Our original intention was to combine three things: pleasure for the general reader/listener, by bringing together existing recordings of “historic” poets with new recordings of contemporaries that we would make or commission ourselves; help for students of all ages and their teachers, by combining these recordings with introductions, brief biographies, lesson plans, a glossary of terms, and all sorts of other educational bells and whistles; a safe haven for poet’s voices, which would mean their voices were not lost to posterity.
Now in silence, mute, a place still quiet
within reason, ear-protected, I hear
the flow and pump of blood....more
Jeannine Hall Gailey reviews Rachel Zucker’s the pedestrians today in Rumpus Poetry....more
Patrick James Dunagan reviews Fred Moten’s The Feel Trio today in Rumpus Poetry....more
No spoilers here, but Patricia Lockwood’s new poetry collection Motherland Fatherland Homelandsexuals is garnering significant praise. In the New York Times, Dwight Garner writes that:
Patricia Lockwood’s sexy, surreal and mostly sublime poems seem to have been, as James Joyce said in “Ulysses” about a batch of folk tales, “printed by the weird sisters in the year of the big wind.” They scatter lightning and lawn debris across your psyche.

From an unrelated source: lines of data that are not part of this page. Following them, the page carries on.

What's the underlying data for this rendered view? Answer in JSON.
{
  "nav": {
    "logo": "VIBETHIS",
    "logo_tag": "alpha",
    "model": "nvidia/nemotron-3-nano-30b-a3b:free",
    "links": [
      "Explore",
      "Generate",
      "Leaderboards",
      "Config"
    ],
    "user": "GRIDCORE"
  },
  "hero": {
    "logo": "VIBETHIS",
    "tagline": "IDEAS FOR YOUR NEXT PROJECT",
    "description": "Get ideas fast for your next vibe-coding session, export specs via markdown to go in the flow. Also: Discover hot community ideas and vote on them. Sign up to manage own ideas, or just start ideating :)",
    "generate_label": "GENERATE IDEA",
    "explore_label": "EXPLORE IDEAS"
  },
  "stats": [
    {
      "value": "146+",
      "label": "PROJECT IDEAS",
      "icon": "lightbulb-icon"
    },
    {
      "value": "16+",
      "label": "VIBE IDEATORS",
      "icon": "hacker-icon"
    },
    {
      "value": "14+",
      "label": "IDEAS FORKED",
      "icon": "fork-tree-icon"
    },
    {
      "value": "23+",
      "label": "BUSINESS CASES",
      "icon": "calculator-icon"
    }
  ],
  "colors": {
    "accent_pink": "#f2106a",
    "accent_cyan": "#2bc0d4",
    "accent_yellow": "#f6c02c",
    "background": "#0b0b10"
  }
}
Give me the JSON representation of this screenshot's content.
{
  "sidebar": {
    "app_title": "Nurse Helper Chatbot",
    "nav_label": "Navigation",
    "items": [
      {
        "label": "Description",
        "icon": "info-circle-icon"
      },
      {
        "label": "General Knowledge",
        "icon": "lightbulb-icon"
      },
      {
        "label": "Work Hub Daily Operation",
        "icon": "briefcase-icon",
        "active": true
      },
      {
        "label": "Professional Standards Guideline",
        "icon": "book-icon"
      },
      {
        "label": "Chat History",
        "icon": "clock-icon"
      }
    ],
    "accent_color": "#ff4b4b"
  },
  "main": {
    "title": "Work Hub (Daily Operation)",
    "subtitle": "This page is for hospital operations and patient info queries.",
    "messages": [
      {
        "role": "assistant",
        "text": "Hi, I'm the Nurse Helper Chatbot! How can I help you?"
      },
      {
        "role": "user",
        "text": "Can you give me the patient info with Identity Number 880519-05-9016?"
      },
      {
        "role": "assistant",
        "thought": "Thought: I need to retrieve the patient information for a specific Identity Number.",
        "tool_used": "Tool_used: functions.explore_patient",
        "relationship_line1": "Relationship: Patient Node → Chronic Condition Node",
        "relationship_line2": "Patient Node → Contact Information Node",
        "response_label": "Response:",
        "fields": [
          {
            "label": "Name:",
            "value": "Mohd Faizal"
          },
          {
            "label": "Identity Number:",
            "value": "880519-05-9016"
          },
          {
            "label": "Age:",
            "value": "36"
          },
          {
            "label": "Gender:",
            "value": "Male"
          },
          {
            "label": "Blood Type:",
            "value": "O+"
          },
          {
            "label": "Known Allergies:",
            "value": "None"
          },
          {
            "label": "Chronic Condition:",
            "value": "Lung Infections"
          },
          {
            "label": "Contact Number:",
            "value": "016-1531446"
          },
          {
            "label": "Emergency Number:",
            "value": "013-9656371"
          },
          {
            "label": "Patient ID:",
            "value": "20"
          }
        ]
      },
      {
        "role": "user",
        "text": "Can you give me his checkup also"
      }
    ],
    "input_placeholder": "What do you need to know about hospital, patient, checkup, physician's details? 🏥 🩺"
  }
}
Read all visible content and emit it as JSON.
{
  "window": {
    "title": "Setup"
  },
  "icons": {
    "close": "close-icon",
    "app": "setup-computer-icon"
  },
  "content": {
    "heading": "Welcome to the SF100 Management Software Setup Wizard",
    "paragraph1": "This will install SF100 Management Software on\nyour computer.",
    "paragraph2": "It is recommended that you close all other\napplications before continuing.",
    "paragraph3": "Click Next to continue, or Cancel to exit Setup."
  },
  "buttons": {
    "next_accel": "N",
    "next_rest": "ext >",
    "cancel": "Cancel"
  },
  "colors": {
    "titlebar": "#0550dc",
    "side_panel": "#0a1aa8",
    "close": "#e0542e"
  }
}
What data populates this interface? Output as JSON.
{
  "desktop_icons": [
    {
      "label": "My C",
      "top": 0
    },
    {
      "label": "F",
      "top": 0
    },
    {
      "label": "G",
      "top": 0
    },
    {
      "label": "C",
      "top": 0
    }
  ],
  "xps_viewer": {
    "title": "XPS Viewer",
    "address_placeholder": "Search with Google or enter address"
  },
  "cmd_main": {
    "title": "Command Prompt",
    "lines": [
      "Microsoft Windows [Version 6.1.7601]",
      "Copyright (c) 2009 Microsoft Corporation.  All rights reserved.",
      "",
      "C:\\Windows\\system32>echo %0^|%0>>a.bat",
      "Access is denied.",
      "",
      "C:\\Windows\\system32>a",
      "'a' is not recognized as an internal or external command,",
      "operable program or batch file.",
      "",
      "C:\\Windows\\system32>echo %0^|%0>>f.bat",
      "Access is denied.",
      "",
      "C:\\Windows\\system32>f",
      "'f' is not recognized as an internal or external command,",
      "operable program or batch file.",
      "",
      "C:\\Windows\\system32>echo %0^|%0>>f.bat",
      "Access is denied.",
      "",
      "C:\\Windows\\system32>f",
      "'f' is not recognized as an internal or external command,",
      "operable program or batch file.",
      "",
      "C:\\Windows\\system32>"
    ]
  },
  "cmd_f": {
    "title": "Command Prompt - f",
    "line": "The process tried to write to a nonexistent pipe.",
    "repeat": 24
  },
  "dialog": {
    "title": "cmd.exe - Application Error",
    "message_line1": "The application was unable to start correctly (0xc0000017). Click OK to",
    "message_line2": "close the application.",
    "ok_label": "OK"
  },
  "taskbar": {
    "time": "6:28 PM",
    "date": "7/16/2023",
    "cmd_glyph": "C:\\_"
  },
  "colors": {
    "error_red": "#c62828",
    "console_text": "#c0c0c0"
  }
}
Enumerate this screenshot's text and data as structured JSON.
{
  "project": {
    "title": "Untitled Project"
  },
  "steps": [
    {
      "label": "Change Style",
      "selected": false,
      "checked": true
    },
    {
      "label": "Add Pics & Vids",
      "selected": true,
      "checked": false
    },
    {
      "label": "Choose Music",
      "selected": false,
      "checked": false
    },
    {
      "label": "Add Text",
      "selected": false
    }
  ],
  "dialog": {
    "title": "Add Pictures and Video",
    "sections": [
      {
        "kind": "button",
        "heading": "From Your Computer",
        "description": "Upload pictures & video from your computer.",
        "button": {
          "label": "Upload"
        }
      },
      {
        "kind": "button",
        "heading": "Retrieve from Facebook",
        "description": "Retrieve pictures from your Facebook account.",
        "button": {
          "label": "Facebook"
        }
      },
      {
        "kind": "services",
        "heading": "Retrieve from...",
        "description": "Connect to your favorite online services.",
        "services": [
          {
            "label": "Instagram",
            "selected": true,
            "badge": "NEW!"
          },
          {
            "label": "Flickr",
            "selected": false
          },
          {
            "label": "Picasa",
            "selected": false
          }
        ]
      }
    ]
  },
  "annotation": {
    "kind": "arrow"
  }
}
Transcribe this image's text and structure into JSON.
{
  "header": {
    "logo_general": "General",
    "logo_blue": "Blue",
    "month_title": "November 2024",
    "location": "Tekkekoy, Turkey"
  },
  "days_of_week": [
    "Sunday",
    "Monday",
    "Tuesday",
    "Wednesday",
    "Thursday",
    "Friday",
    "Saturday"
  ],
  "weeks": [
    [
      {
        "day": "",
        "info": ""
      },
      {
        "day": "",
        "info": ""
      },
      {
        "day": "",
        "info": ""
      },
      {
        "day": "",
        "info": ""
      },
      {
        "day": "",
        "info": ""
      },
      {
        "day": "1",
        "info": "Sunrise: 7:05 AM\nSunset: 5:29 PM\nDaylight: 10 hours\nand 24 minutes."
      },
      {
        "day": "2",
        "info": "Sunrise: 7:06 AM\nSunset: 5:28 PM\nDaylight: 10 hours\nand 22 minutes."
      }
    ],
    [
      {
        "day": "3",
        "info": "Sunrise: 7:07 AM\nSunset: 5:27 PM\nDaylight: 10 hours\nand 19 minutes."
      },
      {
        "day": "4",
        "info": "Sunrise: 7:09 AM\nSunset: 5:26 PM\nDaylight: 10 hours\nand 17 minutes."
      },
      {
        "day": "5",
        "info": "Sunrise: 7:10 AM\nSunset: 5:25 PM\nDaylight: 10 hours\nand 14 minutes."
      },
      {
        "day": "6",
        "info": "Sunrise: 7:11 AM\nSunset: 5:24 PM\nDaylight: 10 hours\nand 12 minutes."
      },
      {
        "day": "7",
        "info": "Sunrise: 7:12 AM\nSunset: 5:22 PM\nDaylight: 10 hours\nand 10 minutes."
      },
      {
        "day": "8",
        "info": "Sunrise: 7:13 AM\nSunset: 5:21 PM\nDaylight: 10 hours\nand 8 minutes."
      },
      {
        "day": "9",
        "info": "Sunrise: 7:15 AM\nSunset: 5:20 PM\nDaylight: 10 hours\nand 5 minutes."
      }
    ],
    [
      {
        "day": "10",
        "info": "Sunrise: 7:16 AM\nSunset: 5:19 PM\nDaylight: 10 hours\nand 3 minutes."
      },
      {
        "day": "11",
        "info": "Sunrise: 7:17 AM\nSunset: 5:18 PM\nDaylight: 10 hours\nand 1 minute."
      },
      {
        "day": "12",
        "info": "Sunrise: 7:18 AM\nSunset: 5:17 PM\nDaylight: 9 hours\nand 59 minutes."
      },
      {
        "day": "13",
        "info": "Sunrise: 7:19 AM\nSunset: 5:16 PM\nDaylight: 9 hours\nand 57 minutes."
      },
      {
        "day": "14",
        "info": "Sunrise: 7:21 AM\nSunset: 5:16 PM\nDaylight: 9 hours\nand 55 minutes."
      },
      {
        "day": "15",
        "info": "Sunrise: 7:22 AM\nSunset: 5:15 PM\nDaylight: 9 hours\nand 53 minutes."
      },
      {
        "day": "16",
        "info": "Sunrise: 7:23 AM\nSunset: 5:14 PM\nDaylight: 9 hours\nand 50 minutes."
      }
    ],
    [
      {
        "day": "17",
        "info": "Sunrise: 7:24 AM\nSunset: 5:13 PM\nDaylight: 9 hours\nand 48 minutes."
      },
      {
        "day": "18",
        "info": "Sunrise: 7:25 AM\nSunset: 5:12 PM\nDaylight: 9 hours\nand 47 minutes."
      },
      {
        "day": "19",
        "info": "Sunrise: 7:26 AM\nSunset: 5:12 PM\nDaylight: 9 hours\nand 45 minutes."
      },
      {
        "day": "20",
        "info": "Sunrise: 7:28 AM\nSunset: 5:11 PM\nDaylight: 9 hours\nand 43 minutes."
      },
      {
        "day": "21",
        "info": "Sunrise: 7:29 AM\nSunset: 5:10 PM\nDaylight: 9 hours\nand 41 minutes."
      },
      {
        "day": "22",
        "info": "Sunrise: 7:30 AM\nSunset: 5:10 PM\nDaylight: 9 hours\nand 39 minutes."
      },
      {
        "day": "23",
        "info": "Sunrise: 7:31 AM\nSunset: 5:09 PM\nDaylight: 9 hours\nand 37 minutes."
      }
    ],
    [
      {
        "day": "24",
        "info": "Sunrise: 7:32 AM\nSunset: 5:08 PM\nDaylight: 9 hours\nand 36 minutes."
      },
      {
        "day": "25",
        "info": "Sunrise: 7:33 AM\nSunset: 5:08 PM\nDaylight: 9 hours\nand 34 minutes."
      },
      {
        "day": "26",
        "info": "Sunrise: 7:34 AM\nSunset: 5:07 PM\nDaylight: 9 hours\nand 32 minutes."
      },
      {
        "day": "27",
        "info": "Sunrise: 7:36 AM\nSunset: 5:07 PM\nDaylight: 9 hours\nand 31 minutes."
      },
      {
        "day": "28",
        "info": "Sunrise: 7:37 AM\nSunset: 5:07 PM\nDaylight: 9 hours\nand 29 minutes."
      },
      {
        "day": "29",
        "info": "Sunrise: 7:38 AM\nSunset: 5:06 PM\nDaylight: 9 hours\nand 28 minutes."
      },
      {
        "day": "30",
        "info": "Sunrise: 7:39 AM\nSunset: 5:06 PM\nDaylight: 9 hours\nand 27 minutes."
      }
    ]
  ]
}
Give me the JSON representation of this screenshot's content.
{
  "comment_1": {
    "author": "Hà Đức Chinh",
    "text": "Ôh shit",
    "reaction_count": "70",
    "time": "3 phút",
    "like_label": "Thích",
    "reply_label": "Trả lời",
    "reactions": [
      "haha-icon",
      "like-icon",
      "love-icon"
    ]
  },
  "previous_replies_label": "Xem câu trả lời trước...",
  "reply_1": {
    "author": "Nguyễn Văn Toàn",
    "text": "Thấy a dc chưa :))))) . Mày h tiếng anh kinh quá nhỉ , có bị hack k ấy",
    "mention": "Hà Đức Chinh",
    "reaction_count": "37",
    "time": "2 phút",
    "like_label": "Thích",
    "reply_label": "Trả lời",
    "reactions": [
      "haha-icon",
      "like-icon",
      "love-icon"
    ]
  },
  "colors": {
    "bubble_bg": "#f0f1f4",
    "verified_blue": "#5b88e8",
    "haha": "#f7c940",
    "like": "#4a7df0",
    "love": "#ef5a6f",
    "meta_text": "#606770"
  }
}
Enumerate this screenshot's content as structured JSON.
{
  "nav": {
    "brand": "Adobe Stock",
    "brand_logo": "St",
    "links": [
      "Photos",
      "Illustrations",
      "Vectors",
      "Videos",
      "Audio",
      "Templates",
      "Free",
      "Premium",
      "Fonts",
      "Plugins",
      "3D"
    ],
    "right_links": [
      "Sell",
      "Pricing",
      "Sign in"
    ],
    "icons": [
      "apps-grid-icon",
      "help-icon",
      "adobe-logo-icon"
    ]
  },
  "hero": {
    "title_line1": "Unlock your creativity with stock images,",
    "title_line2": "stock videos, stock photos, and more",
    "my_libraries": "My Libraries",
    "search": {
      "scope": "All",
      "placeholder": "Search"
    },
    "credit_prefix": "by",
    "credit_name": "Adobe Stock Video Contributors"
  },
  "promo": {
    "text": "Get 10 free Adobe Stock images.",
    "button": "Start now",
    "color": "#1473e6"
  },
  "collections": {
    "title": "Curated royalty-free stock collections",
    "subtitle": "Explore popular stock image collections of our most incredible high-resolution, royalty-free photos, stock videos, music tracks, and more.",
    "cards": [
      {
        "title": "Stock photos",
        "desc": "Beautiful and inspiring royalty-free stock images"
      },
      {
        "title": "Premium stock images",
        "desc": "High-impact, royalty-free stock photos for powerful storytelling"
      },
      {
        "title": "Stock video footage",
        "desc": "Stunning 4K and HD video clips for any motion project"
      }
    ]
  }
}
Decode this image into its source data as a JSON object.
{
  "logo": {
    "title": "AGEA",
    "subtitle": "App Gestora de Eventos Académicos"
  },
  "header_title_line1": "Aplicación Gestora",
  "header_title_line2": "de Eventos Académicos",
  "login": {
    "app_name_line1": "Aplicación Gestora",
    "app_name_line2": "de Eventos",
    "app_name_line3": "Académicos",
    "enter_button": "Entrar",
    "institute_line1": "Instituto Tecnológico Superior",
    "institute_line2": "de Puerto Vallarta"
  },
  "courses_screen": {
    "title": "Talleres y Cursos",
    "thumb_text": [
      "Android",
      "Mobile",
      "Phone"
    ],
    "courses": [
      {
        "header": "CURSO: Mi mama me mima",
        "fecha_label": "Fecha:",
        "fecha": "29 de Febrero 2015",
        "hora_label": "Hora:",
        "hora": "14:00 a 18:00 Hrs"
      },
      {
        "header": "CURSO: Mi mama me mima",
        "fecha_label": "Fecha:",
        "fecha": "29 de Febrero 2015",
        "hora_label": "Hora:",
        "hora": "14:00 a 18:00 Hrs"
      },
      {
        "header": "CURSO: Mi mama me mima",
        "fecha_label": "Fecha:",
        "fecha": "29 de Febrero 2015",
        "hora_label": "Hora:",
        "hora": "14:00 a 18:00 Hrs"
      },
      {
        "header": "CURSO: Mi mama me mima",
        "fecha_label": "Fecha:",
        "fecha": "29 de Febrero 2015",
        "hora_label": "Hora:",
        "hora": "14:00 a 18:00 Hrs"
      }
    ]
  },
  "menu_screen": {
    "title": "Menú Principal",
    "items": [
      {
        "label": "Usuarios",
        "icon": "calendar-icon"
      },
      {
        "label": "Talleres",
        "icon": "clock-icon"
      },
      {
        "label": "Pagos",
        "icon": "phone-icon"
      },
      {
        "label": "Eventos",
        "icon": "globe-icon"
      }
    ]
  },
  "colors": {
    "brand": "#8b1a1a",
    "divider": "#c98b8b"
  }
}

The Rumpus Poetry Book Club chats with Keetje Kuipers about her new book The Keys to the Jail, alter egos, landscapes, political poems, and how the fictionalized and the real inhabit the same space....more
The 50th anniversary edition of Lunch Poems, the collection written by Frank O’Hara in 1964, has caught attention recently over at The Atlantic. The book has always been important to New Yorkers, and evidently it still is—in 2012, it was voted into the top ten list of objects that best tell New York’s story (it came in at #6)....more
Nick Morrissey reviews Katy Didden’s The Glacier’s Wake today in Rumpus Poetry....more
“Art-typing,” or using a typewriter to create visual art, first stemmed from experimenting stenographers and then blossomed in the 1950s with the concrete poetry movement.
A new anthology, Typewriter Art, looks at the history of this form. Brainpickings has a review and some stunning samples....more
Memorial Day is a time of both national reflection and diverse local tradition. In a piece connecting poetry and community storytelling, The Atlantic offers some literary history in observance of this past weekend’s holiday. Two years after the end of the Civil War, the magazine published Francis Miles Finch’s conciliatory poem, ”The Blue and The Gray.” Finch, a northerner, was inspired to write the piece by four women in Columbus, Mississippi, who decorated the graves of deceased Confederates and Union soldiers alike in a gesture of nonpartisan respect. Today, students in Columbus honor the event by retelling the life stories of those buried in that cemetery....more
Twitter is like a digital notebook for collecting observations, Rhys Nixon describes over at Entropy, making it an ideal platform for poetry and expression. Twitter also combines humor and absurdism, two elements often overlooked in more conventional literature. But perhaps the most significant characteristic of Twitter is the collaborative process essential to all creative forms....more
Molly Sutton Kiefer reviews Martha Silano’s Reckless Lovely today in Rumpus Poetry....more
Barbara Berman reviews Philip Schultz’s The Wherewithal A Novel in Verse today in Rumpus Poetry....more
James Crews reviews David Axelrod’s Folly today in Rumpus Poetry....more